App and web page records
■ ■ ■ ■ ■

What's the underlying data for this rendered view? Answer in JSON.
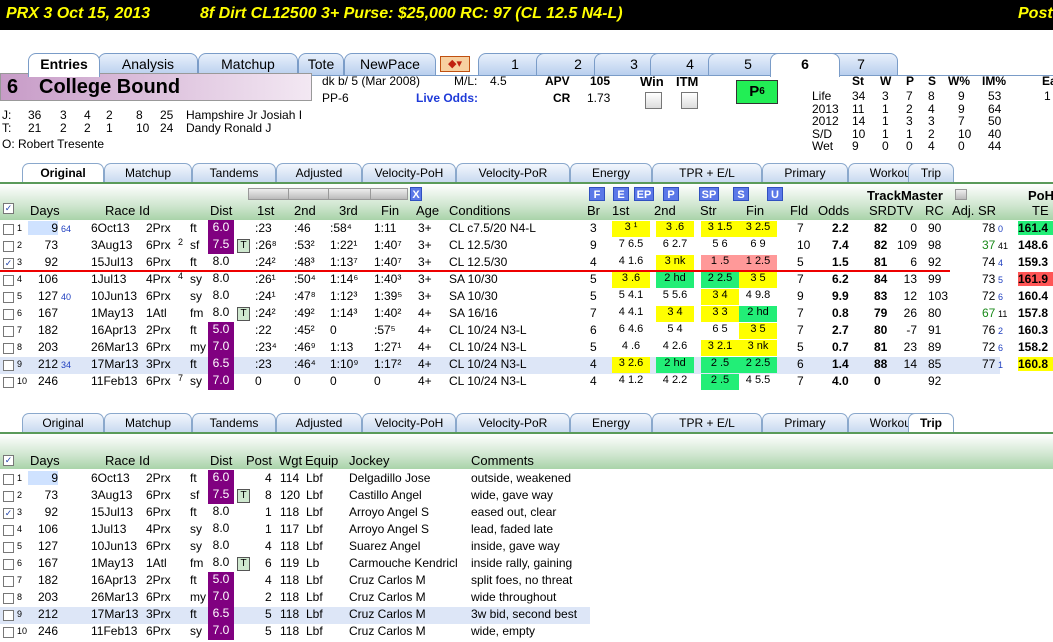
{
  "topbar": {
    "race": "PRX  3   Oct 15, 2013",
    "conditions": "8f  Dirt   CL12500  3+   Purse: $25,000   RC: 97  (CL 12.5 N4-L)",
    "right": "Post"
  },
  "main_tabs": [
    "Entries",
    "Analysis",
    "Matchup",
    "Tote",
    "NewPace",
    "1",
    "2",
    "3",
    "4",
    "5",
    "6",
    "7"
  ],
  "horse": {
    "number": "6",
    "name": "College Bound",
    "breed": "dk b/  5  (Mar 2008)",
    "ml_label": "M/L:",
    "ml": "4.5",
    "pp": "PP-6",
    "live_odds": "Live Odds:",
    "apv_label": "APV",
    "apv": "105",
    "cr_label": "CR",
    "cr": "1.73",
    "win": "Win",
    "itm": "ITM",
    "p_badge": "P",
    "p_sub": "6"
  },
  "jockey": {
    "label": "J:",
    "stats": [
      "36",
      "3",
      "4",
      "2",
      "8",
      "25"
    ],
    "name": "Hampshire Jr Josiah I"
  },
  "trainer": {
    "label": "T:",
    "stats": [
      "21",
      "2",
      "2",
      "1",
      "10",
      "24"
    ],
    "name": "Dandy Ronald J"
  },
  "owner": {
    "label": "O:",
    "name": "Robert Tresente"
  },
  "record": {
    "headers": [
      "St",
      "W",
      "P",
      "S",
      "W%",
      "IM%",
      "Ea"
    ],
    "rows": [
      [
        "Life",
        "34",
        "3",
        "7",
        "8",
        "9",
        "53",
        "1"
      ],
      [
        "2013",
        "11",
        "1",
        "2",
        "4",
        "9",
        "64",
        ""
      ],
      [
        "2012",
        "14",
        "1",
        "3",
        "3",
        "7",
        "50",
        ""
      ],
      [
        "S/D",
        "10",
        "1",
        "1",
        "2",
        "10",
        "40",
        ""
      ],
      [
        "Wet",
        "9",
        "0",
        "0",
        "4",
        "0",
        "44",
        ""
      ]
    ]
  },
  "sub_tabs": [
    "Original",
    "Matchup",
    "Tandems",
    "Adjusted",
    "Velocity-PoH",
    "Velocity-PoR",
    "Energy",
    "TPR + E/L",
    "Primary",
    "Workouts",
    "Trip"
  ],
  "pp_headers": {
    "days": "Days",
    "raceid": "Race Id",
    "dist": "Dist",
    "c1": "1st",
    "c2": "2nd",
    "c3": "3rd",
    "fin": "Fin",
    "age": "Age",
    "cond": "Conditions",
    "br": "Br",
    "first": "1st",
    "second": "2nd",
    "str": "Str",
    "fin2": "Fin",
    "fld": "Fld",
    "odds": "Odds",
    "srdtv": "SRDTV",
    "rc": "RC",
    "trackmaster": "TrackMaster",
    "adj": "Adj. SR",
    "poh": "PoH",
    "te": "TE",
    "btn_f": "F",
    "btn_e": "E",
    "btn_ep": "EP",
    "btn_p": "P",
    "btn_sp": "SP",
    "btn_s": "S",
    "btn_u": "U",
    "btn_x": "X"
  },
  "pp_rows": [
    {
      "n": "1",
      "days": "9",
      "dsub": "64",
      "date": "6Oct13",
      "race": "2Prx",
      "surf": "ft",
      "dist": "6.0",
      "c1": ":23",
      "c2": ":46",
      "c3": ":58⁴",
      "fin": "1:11",
      "age": "3+",
      "cond": "CL c7.5/20 N4-L",
      "br": "3",
      "p1": "3 ¹",
      "p2": "3 .6",
      "str": "3 1.5",
      "fin2": "3 2.5",
      "fld": "7",
      "odds": "2.2",
      "sr": "82",
      "dtv": "0",
      "rc": "90",
      "adj": "78",
      "adjs": "0",
      "te": "161.4",
      "checked": false
    },
    {
      "n": "2",
      "days": "73",
      "dsub": "",
      "date": "3Aug13",
      "race": "6Prx",
      "surf": "sf",
      "sup": "2",
      "dist": "7.5",
      "t": true,
      "c1": ":26⁸",
      "c2": ":53²",
      "c3": "1:22¹",
      "fin": "1:40⁷",
      "age": "3+",
      "cond": "CL 12.5/30",
      "br": "9",
      "p1": "7 6.5",
      "p2": "6 2.7",
      "str": "5 6",
      "fin2": "6 9",
      "fld": "10",
      "odds": "7.4",
      "sr": "82",
      "dtv": "109",
      "rc": "98",
      "adj": "37",
      "adj2": "41",
      "te": "148.6",
      "checked": false
    },
    {
      "n": "3",
      "days": "92",
      "dsub": "",
      "date": "15Jul13",
      "race": "6Prx",
      "surf": "ft",
      "dist": "8.0",
      "c1": ":24²",
      "c2": ":48³",
      "c3": "1:13⁷",
      "fin": "1:40⁷",
      "age": "3+",
      "cond": "CL 12.5/30",
      "br": "4",
      "p1": "4 1.6",
      "p2": "3 nk",
      "str": "1 .5",
      "fin2": "1 2.5",
      "fld": "5",
      "odds": "1.5",
      "sr": "81",
      "dtv": "6",
      "rc": "92",
      "adj": "74",
      "adjs": "4",
      "te": "159.3",
      "checked": true
    },
    {
      "n": "4",
      "days": "106",
      "dsub": "",
      "date": "1Jul13",
      "race": "4Prx",
      "surf": "sy",
      "sup": "4",
      "dist": "8.0",
      "c1": ":26¹",
      "c2": ":50⁴",
      "c3": "1:14⁶",
      "fin": "1:40³",
      "age": "3+",
      "cond": "SA 10/30",
      "br": "5",
      "p1": "3 .6",
      "p2": "2 hd",
      "str": "2 2.5",
      "fin2": "3 5",
      "fld": "7",
      "odds": "6.2",
      "sr": "84",
      "dtv": "13",
      "rc": "99",
      "adj": "73",
      "adjs": "5",
      "te": "161.9",
      "checked": false
    },
    {
      "n": "5",
      "days": "127",
      "dsub": "40",
      "date": "10Jun13",
      "race": "6Prx",
      "surf": "sy",
      "dist": "8.0",
      "c1": ":24¹",
      "c2": ":47⁸",
      "c3": "1:12³",
      "fin": "1:39⁵",
      "age": "3+",
      "cond": "SA 10/30",
      "br": "5",
      "p1": "5 4.1",
      "p2": "5 5.6",
      "str": "3 4",
      "fin2": "4 9.8",
      "fld": "9",
      "odds": "9.9",
      "sr": "83",
      "dtv": "12",
      "rc": "103",
      "adj": "72",
      "adjs": "6",
      "te": "160.4",
      "checked": false
    },
    {
      "n": "6",
      "days": "167",
      "dsub": "",
      "date": "1May13",
      "race": "1Atl",
      "surf": "fm",
      "dist": "8.0",
      "t": true,
      "c1": ":24²",
      "c2": ":49²",
      "c3": "1:14³",
      "fin": "1:40²",
      "age": "4+",
      "cond": "SA 16/16",
      "br": "7",
      "p1": "4 4.1",
      "p2": "3 4",
      "str": "3 3",
      "fin2": "2 hd",
      "fld": "7",
      "odds": "0.8",
      "sr": "79",
      "dtv": "26",
      "rc": "80",
      "adj": "67",
      "adj2": "11",
      "te": "157.8",
      "checked": false
    },
    {
      "n": "7",
      "days": "182",
      "dsub": "",
      "date": "16Apr13",
      "race": "2Prx",
      "surf": "ft",
      "dist": "5.0",
      "c1": ":22",
      "c2": ":45²",
      "c3": "0",
      "fin": ":57⁵",
      "age": "4+",
      "cond": "CL 10/24 N3-L",
      "br": "6",
      "p1": "6 4.6",
      "p2": "5 4",
      "str": "6 5",
      "fin2": "3 5",
      "fld": "7",
      "odds": "2.7",
      "sr": "80",
      "dtv": "-7",
      "rc": "91",
      "adj": "76",
      "adjs": "2",
      "te": "160.3",
      "checked": false
    },
    {
      "n": "8",
      "days": "203",
      "dsub": "",
      "date": "26Mar13",
      "race": "6Prx",
      "surf": "my",
      "dist": "7.0",
      "c1": ":23⁴",
      "c2": ":46⁹",
      "c3": "1:13",
      "fin": "1:27¹",
      "age": "4+",
      "cond": "CL 10/24 N3-L",
      "br": "5",
      "p1": "4 .6",
      "p2": "4 2.6",
      "str": "3 2.1",
      "fin2": "3 nk",
      "fld": "5",
      "odds": "0.7",
      "sr": "81",
      "dtv": "23",
      "rc": "89",
      "adj": "72",
      "adjs": "6",
      "te": "158.2",
      "checked": false
    },
    {
      "n": "9",
      "days": "212",
      "dsub": "34",
      "date": "17Mar13",
      "race": "3Prx",
      "surf": "ft",
      "dist": "6.5",
      "c1": ":23",
      "c2": ":46⁴",
      "c3": "1:10⁹",
      "fin": "1:17²",
      "age": "4+",
      "cond": "CL 10/24 N3-L",
      "br": "4",
      "p1": "3 2.6",
      "p2": "2 hd",
      "str": "2 .5",
      "fin2": "2 2.5",
      "fld": "6",
      "odds": "1.4",
      "sr": "88",
      "dtv": "14",
      "rc": "85",
      "adj": "77",
      "adjs": "1",
      "te": "160.8",
      "checked": false
    },
    {
      "n": "10",
      "days": "246",
      "dsub": "",
      "date": "11Feb13",
      "race": "6Prx",
      "surf": "sy",
      "sup": "7",
      "dist": "7.0",
      "c1": "0",
      "c2": "0",
      "c3": "0",
      "fin": "0",
      "age": "4+",
      "cond": "CL 10/24 N3-L",
      "br": "4",
      "p1": "4 1.2",
      "p2": "4 2.2",
      "str": "2 .5",
      "fin2": "4 5.5",
      "fld": "7",
      "odds": "4.0",
      "sr": "0",
      "dtv": "",
      "rc": "92",
      "adj": "",
      "adjs": "",
      "te": "",
      "checked": false
    }
  ],
  "trip_headers": {
    "days": "Days",
    "raceid": "Race Id",
    "dist": "Dist",
    "post": "Post",
    "wgt": "Wgt",
    "equip": "Equip",
    "jockey": "Jockey",
    "comments": "Comments"
  },
  "trip_rows": [
    {
      "n": "1",
      "days": "9",
      "date": "6Oct13",
      "race": "2Prx",
      "surf": "ft",
      "dist": "6.0",
      "post": "4",
      "wgt": "114",
      "equip": "Lbf",
      "jockey": "Delgadillo Jose",
      "comment": "outside, weakened"
    },
    {
      "n": "2",
      "days": "73",
      "date": "3Aug13",
      "race": "6Prx",
      "surf": "sf",
      "dist": "7.5",
      "t": true,
      "post": "8",
      "wgt": "120",
      "equip": "Lbf",
      "jockey": "Castillo Angel",
      "comment": "wide, gave way"
    },
    {
      "n": "3",
      "days": "92",
      "date": "15Jul13",
      "race": "6Prx",
      "surf": "ft",
      "dist": "8.0",
      "post": "1",
      "wgt": "118",
      "equip": "Lbf",
      "jockey": "Arroyo Angel S",
      "comment": "eased out, clear"
    },
    {
      "n": "4",
      "days": "106",
      "date": "1Jul13",
      "race": "4Prx",
      "surf": "sy",
      "dist": "8.0",
      "post": "1",
      "wgt": "117",
      "equip": "Lbf",
      "jockey": "Arroyo Angel S",
      "comment": "lead, faded late"
    },
    {
      "n": "5",
      "days": "127",
      "date": "10Jun13",
      "race": "6Prx",
      "surf": "sy",
      "dist": "8.0",
      "post": "4",
      "wgt": "118",
      "equip": "Lbf",
      "jockey": "Suarez Angel",
      "comment": "inside, gave way"
    },
    {
      "n": "6",
      "days": "167",
      "date": "1May13",
      "race": "1Atl",
      "surf": "fm",
      "dist": "8.0",
      "t": true,
      "post": "6",
      "wgt": "119",
      "equip": "Lb",
      "jockey": "Carmouche Kendricl",
      "comment": "inside rally, gaining"
    },
    {
      "n": "7",
      "days": "182",
      "date": "16Apr13",
      "race": "2Prx",
      "surf": "ft",
      "dist": "5.0",
      "post": "4",
      "wgt": "118",
      "equip": "Lbf",
      "jockey": "Cruz Carlos M",
      "comment": "split foes, no threat"
    },
    {
      "n": "8",
      "days": "203",
      "date": "26Mar13",
      "race": "6Prx",
      "surf": "my",
      "dist": "7.0",
      "post": "2",
      "wgt": "118",
      "equip": "Lbf",
      "jockey": "Cruz Carlos M",
      "comment": "wide throughout"
    },
    {
      "n": "9",
      "days": "212",
      "date": "17Mar13",
      "race": "3Prx",
      "surf": "ft",
      "dist": "6.5",
      "post": "5",
      "wgt": "118",
      "equip": "Lbf",
      "jockey": "Cruz Carlos M",
      "comment": "3w bid, second best"
    },
    {
      "n": "10",
      "days": "246",
      "date": "11Feb13",
      "race": "6Prx",
      "surf": "sy",
      "dist": "7.0",
      "post": "5",
      "wgt": "118",
      "equip": "Lbf",
      "jockey": "Cruz Carlos M",
      "comment": "wide, empty"
    }
  ],
  "colors": {
    "topbar_bg": "#000000",
    "topbar_fg": "#ffff00",
    "dist_bg": "#800080",
    "highlight_yellow": "#ffff00",
    "highlight_green": "#22ee77",
    "highlight_red": "#ff5555",
    "name_bg": "#c9a0c9"
  }
}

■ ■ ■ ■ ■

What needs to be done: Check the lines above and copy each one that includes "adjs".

Your solution:
      "adjs": "0",
      "adjs": "4",
      "adjs": "5",
      "adjs": "6",
      "adjs": "2",
      "adjs": "6",
      "adjs": "1",
      "adjs": "",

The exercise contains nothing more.